What you should do>
Which lines of the entries below hold the word "الأهلى"? Report each of them.

[App and web page records]
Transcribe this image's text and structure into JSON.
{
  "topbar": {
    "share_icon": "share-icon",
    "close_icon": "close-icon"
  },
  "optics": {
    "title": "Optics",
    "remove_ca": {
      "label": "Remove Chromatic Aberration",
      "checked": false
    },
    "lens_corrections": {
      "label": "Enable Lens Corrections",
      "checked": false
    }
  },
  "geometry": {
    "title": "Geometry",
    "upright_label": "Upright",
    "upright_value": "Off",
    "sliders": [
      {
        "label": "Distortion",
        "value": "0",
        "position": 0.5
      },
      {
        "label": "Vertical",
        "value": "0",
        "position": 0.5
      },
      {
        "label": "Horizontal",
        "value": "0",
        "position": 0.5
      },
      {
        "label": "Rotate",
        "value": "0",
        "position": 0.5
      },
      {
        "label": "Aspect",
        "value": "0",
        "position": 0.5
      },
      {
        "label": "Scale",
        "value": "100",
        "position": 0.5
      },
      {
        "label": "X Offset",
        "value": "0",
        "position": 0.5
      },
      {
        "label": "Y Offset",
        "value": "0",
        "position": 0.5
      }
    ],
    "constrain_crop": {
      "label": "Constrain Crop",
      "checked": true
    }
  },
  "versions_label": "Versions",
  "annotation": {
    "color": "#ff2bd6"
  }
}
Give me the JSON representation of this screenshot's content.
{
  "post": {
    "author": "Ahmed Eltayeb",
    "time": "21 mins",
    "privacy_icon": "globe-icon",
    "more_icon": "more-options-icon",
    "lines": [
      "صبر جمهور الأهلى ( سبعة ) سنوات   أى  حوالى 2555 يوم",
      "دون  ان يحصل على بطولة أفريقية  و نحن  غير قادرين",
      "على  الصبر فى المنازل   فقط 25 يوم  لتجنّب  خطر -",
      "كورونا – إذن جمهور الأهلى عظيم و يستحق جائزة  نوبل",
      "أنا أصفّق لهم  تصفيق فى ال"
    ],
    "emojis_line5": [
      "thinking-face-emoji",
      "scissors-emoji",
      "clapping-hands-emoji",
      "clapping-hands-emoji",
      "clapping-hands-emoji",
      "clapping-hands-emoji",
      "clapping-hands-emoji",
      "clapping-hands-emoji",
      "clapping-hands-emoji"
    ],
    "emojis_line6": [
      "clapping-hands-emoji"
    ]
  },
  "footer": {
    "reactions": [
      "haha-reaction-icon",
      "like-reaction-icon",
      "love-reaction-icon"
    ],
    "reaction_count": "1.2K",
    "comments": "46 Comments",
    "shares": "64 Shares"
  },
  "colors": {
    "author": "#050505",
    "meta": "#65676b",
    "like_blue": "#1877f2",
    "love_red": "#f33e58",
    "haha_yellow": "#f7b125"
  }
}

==

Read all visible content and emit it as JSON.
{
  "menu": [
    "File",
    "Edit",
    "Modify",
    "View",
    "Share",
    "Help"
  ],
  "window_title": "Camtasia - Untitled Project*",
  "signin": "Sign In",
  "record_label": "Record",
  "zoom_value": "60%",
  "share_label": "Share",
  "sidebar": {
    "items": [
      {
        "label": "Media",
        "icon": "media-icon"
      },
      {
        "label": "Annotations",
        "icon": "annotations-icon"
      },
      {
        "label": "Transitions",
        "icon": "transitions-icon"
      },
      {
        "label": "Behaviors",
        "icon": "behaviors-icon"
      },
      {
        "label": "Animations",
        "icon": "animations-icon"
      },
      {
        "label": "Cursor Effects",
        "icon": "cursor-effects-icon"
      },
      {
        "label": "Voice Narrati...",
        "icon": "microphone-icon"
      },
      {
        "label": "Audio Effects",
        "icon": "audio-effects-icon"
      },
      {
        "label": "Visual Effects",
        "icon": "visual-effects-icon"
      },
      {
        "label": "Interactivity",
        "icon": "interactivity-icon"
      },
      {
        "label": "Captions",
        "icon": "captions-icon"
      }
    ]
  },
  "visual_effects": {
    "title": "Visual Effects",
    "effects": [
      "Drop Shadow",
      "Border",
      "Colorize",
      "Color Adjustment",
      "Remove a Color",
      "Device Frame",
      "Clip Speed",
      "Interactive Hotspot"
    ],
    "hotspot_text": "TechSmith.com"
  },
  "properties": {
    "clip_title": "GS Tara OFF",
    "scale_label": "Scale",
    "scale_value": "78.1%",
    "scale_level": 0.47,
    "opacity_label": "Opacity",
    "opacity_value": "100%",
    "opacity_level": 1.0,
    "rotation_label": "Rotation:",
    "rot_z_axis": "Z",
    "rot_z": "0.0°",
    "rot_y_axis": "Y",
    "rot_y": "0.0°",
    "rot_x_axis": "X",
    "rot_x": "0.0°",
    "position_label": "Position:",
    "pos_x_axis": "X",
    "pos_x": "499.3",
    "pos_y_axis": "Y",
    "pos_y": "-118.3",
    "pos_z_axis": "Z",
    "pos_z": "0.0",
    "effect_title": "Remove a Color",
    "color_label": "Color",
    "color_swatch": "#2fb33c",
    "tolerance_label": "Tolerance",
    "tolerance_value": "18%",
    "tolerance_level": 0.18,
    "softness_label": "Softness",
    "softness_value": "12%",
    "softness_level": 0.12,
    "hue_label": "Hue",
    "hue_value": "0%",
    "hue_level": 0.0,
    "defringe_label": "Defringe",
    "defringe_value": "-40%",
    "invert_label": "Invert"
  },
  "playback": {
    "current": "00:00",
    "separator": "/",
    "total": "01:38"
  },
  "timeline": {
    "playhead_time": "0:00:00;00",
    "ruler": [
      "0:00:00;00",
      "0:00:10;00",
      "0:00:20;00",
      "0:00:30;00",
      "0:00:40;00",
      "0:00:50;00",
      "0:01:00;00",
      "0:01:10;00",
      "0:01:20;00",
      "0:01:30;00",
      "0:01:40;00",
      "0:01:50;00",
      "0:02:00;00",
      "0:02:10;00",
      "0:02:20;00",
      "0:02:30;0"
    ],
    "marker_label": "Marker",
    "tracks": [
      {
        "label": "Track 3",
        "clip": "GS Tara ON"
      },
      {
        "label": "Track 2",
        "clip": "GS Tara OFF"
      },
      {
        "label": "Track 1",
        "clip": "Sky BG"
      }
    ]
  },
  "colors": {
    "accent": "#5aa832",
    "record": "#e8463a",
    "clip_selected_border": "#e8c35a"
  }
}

Result of the exercise>
      "صبر جمهور الأهلى ( سبعة ) سنوات   أى  حوالى 2555 يوم",
      "كورونا – إذن جمهور الأهلى عظيم و يستحق جائزة  نوبل",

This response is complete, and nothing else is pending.